BROOKLYN, Mich. — Even Jimmie Johnson has a temper — one that was on display long before he became a six-time champion and one of NASCAR's most respected drivers.
"I guess the one experience that comes to mind for me in Cup was maybe my rookie year at Bristol," he said. "Robby Gordon wrecked me on a restart, and I got out and shot him the bird."
But Friday, less than a week after Kevin Ward Jr. died during a sprint car race in New York after being struck by a car driven by Tony Stewart, NASCAR barred its drivers from approaching the track or moving cars after an incident during the race.
The new rule takes effect immediately and applies to all NASCAR series.
"Really, we're formalizing rules that have been there," said Robin Pemberton, NASCAR's vice president of competition and racing development.
If a driver breaks the rule, the penalty would be on a case-by-case basis, Pemberton said. "It's a behavioral penalty," he said. "We'll acknowledge it when it happens."
Johnson said he supports NASCAR's rule addition. The father of two also has a different perspective now on his "salute" to Gordon all those years ago.
"I'm sure I picked up a few fans and lost a few fans," he said. "Now, as a parent, if my child's hero was out there shooting the bird to another ballplayer, baseball player or football player or whatever it was, I'd probably try to steer my kids away from that. … And if it turns a few fans off, then in my opinion, they're a fan for the wrong reason."

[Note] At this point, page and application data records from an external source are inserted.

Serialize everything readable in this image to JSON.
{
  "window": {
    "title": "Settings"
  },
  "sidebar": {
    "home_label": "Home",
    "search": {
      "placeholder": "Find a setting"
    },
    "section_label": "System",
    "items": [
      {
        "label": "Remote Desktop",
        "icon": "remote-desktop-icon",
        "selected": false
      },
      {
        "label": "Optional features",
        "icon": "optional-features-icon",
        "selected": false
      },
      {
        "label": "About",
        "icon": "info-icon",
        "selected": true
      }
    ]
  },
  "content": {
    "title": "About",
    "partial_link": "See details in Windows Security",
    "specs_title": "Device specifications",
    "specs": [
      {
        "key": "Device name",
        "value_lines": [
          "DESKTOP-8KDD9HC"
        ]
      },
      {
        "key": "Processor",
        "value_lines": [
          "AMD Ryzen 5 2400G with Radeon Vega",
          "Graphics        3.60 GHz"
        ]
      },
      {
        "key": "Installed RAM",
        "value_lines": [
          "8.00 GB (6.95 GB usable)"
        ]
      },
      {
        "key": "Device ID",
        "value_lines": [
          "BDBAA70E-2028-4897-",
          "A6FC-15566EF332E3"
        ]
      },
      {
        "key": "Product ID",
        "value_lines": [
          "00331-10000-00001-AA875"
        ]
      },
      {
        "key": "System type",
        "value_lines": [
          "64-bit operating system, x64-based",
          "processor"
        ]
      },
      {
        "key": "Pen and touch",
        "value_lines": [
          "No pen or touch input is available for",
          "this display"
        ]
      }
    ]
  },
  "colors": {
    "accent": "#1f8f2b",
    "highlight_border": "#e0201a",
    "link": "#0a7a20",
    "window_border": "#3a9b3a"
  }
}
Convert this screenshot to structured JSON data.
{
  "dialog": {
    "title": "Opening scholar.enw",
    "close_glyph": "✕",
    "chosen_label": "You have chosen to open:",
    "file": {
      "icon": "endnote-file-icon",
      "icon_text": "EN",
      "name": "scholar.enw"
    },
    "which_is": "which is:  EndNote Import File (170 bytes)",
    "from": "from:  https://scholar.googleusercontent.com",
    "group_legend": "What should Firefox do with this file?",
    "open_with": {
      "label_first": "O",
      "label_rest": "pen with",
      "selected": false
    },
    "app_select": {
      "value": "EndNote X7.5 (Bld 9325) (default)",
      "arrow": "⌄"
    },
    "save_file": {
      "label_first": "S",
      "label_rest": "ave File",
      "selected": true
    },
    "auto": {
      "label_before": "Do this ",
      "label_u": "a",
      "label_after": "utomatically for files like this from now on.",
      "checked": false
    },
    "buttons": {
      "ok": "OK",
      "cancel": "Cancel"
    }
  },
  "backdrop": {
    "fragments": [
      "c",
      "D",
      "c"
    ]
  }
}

Drivers are to stay in their cars until safety crews direct them to an ambulance or elsewhere unless the drivers are in an emergency situation, such as a fire or smoke inside their cars.
IndyCar reviewed its safety guidelines after Ward's death and the protocol is similar to what NASCAR announced, series spokesman Mike Kitchel said. Drivers are supposed to stay put until a safety team arrives unless there is a fire or other extenuating circumstances.
Stewart, who is skipping Sunday's Sprint Cup race at Michigan International Speedway, was in an undisclosed location, surrounded by his closest friends and family, according to Brett Frood, executive vice president of Stewart-Haas Racing.
"An emotional week for him," Frood said. "He's grieving — made the decision he's not ready to get in the racecar and will take it week by week."
Sprint Cup qualifying: Jeff Gordon broke the Michigan International Speedway qualifying record, taking the pole for Sunday's Pure Michigan 400 with a lap of 206.558 mph. Speeds at MIS have been climbing ever since the 2-mile oval was repaved before the 2012 season. Kevin Harvick set the qualifying record in June at 204.557, but drivers breezed past that mark Friday. It's the 76th pole of Gordon's career and the seventh-fastest pole-winning speed in the history of NASCAR's top series. Joey Logano qualified second, followed by Carl Edwards, Brian Vickers and Brad Keselowski.
NHRA: Doug Kalitta led Top Fuel with a run of 3.812 seconds at 322.96 mph through two runs of qualifying at the Lucas Oil Nationals in Brainerd, Minn. Robert Hight led Funny Car and Allen Johnson topped Pro Stock.